How Can Stimulant Abuse by College Students Be Deterred?

Michael G. O'Neil, PharmD


February 15, 2013


What measures may reduce the risk for methylphenidate misuse and abuse by college students?

Response from Michael G. O'Neil, PharmD
Professor, Department of Pharmacy Practice; Consultant, Drug Diversion and Substance Abuse, South College School of Pharmacy, Knoxville, Tennessee

When today's teenagers are asking for "Skippy" or "pineapples," they are not necessarily asking for peanut butter or fruit. These are 2 commonly used street names for the central nervous system (CNS) stimulant methylphenidate (Table 1). This is part of a progressive trend in abuse and misuse by adolescents, teenagers, and adults of prescription medications historically used in the treatment of attention-deficit/hyperactivity disorder (ADHD) and narcolepsy.

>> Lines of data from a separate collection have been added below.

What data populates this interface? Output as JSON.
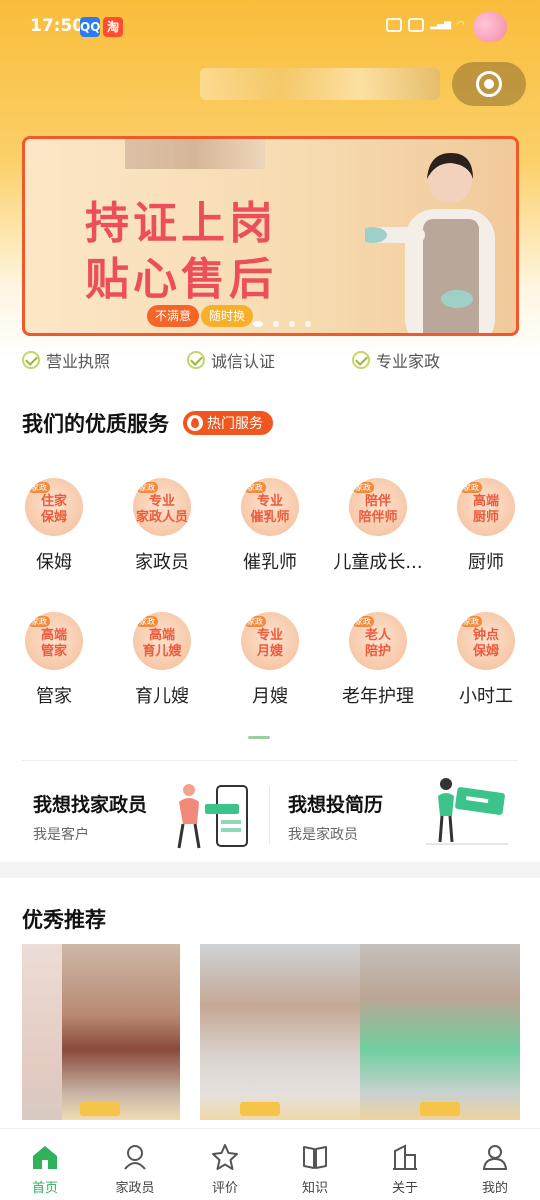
{
  "status_bar": {
    "time": "17:50",
    "apps": [
      "QQ",
      "淘"
    ]
  },
  "banner": {
    "line1": "持证上岗",
    "line2": "贴心售后",
    "tag1": "不满意",
    "tag2": "随时换",
    "slide_count": 4,
    "active_slide": 0
  },
  "trust_badges": [
    "营业执照",
    "诚信认证",
    "专业家政"
  ],
  "services_section": {
    "title": "我们的优质服务",
    "hot_label": "热门服务"
  },
  "services": [
    {
      "label": "保姆",
      "icon_text": "住家\n保姆"
    },
    {
      "label": "家政员",
      "icon_text": "专业\n家政人员"
    },
    {
      "label": "催乳师",
      "icon_text": "专业\n催乳师"
    },
    {
      "label": "儿童成长...",
      "icon_text": "陪伴\n陪伴师"
    },
    {
      "label": "厨师",
      "icon_text": "高端\n厨师"
    },
    {
      "label": "管家",
      "icon_text": "高端\n管家"
    },
    {
      "label": "育儿嫂",
      "icon_text": "高端\n育儿嫂"
    },
    {
      "label": "月嫂",
      "icon_text": "专业\n月嫂"
    },
    {
      "label": "老年护理",
      "icon_text": "老人\n陪护"
    },
    {
      "label": "小时工",
      "icon_text": "钟点\n保姆"
    }
  ],
  "actions": [
    {
      "title": "我想找家政员",
      "subtitle": "我是客户"
    },
    {
      "title": "我想投简历",
      "subtitle": "我是家政员"
    }
  ],
  "recommend": {
    "title": "优秀推荐"
  },
  "bottom_nav": [
    {
      "label": "首页",
      "icon": "home-icon",
      "active": true
    },
    {
      "label": "家政员",
      "icon": "worker-icon",
      "active": false
    },
    {
      "label": "评价",
      "icon": "star-icon",
      "active": false
    },
    {
      "label": "知识",
      "icon": "book-icon",
      "active": false
    },
    {
      "label": "关于",
      "icon": "building-icon",
      "active": false
    },
    {
      "label": "我的",
      "icon": "user-icon",
      "active": false
    }
  ],
  "colors": {
    "accent_green": "#2fb25a",
    "hot_orange": "#f2561f",
    "header_yellow": "#f9bd3b"
  }
}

Table 1. Common Street Slang Terms for Methylphenidate

Vitamin R
Kiddie cocaine


CNS stimulant abuse and misuse may be increasing for a variety of reasons, including increased access to medications of family members diagnosed with ADHD (Table 2). According to Castle and colleagues,[1] 66.3% of children diagnosed with ADHD were taking medication for the disorder. In total, 4.8% of all children aged 4-17 years (2.7 million) were taking medications for ADHD.[1]

Table 2. Factors Associated With Increased Use of CNS Stimulants

Academic competition
Increased access in the home
Increased focus in the academic or work environment
Enhanced physical performance in sports
Weight loss
Abuse to achieve euphoria
Unnecessary prescribing for unapproved indications
Poor guideline adherence when diagnosing ADHD and narcolepsy

CNS = central nervous system; ADHD = attention-deficit/hyperactivity disorder

Multiple sources have reported that the primary source of prescription medications used for abuse or misuse is "friends and family."[2] The demand for CNS stimulants has been increasing for a number of reasons, including, but not limited to, the increasing competition in high schools and colleges for school admissions, scholarships, and awards. CNS stimulants increase the ability to focus, stay awake, and study/work longer. All are desirable characteristics in any classroom or work environment. Unfortunately, these medications require continued use for individuals to maintain their higher level of performance.

An even faster-growing group of abusers of these medications is individuals trying to achieve the euphoric or "rush-like" effects of these medications that are reportedly similar to cocaine or methamphetamine. When CNS stimulants are taken in higher doses than prescribed, crushed and snorted, or administered intravenously, a rapid onset of euphoria may be achieved. When abusers come down from their euphoric states, they commonly experience exaggerated feelings of depression, which promotes further abuse of these medications. This type of abuse may rapidly lead to the disease of addiction. Alternatively, there are few, if any, clinical data that support the conclusion that addiction occurs in patients who take their medications exactly as prescribed. CNS stimulant abuse may also be accompanied by dangerous physiologic consequences like tachycardia, high blood pressure, seizures, and psychosis during the euphoric episodes.

Factors complicating the prevention of CNS stimulant abuse and misuse include the perceptions by the general public as well as prescribers that these medications are generally "safe" as long as they are prescribed by a healthcare practitioner. Overprescribing of these agents for unapproved uses at an individual's request for purposes such as studying for exams or driving on long trips should be discouraged. In addition, safe prescription storage in the home is commonly lacking.

Factors that may help minimize abuse and misuse of CNS stimulants include education in the classroom at all levels, education of prescribers about guidelines, and monitoring patients' uses of these medications. Recognizing that most CNS stimulants have the potential to be abused is important (Table 3).

Table 3. Common Prescription CNS Stimulants That May be Abused*

Methylphenidate (eg, Ritalin®, Concerta®, Methylin®, Metadate®)
Dextroamphetamine/amphetamine (Adderall®)
Dexmethylphenidate (Focalin®)
Armodafinil (Nuvigil®)
Modafinil (Provigil®)
Lisdexamfetamine (Vyvanse®)

*List not inclusive for all trade products and dosage forms available

Once these medications are prescribed, parents have an obligation to minimize the risks for abuse and misuse in their homes. Safe storage and monitoring of prescription medications in the home are necessary as first-line steps in preventing unauthorized access to these medications.